Those who use Google Chrome as their browser of choice owe much to the WebKit browser engine.
Google has now announced its new Chrome browser engine, Blink, marking a departure from familiar territory across WebKit open source platform. Apple’s Safari is based on WebKit2, which is probably why Google chose to move away from the open source platform. Moreover, making changes to the KDE project’s KHTML engine became a little difficult, considering how big it has become.
On that note, Google has decided to move from the nest and begin its browser engine related work on Blink. The current version of Chrome, which is 26, is still not based on Blink. Chrome 28 will be the first ‘blinking release’, as Chrome programmer Mike West put it. Apple has control over WebKit2 and only 18 people are allowed to approve changes. Of those 18 people, 16 are affiliated with Apple, one with Nokia and another with both Nokia and Apple.
This left Google in a state of limbo and it decided to move ahead on its own. Moreover, Chrome’s emphasis on multi-tasking and speed encouraged Google to separate its ways from the WebKit community.
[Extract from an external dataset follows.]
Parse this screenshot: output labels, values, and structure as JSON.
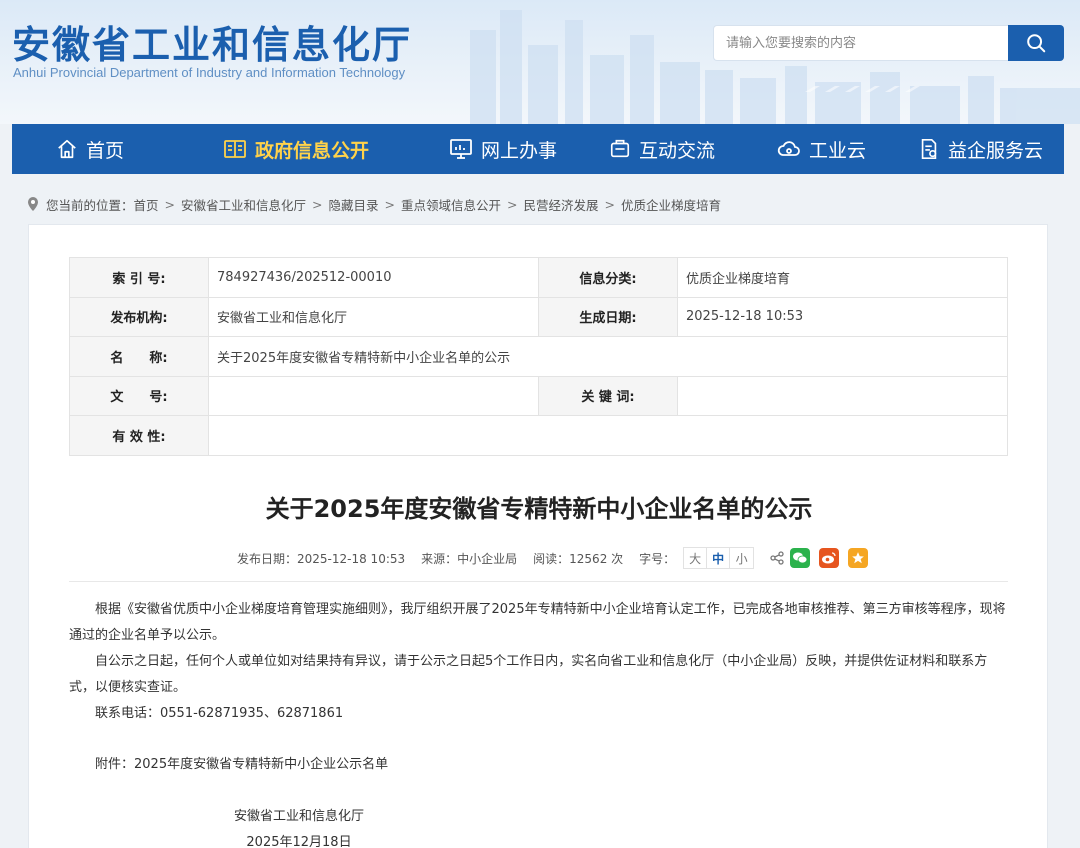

While it is not clear how the move will impact Chrome users, things certainly should become a lot more different when you try to browse the Internet using Chrome 28, which is expected in the near future.
Google’s Chrome browser has remained open source throughout, but the tech giant maintains a strict authority over the browser, so that its security features are not compromised. It would be very interesting to see how Chrome would develop in future and what the forking will entail for Google and Chrome users. You could also read about our previous post on Chrome Password Fail, which was disappointing to say the least. Google had also announced Chrome OS which suggested a move towards the cloud computing.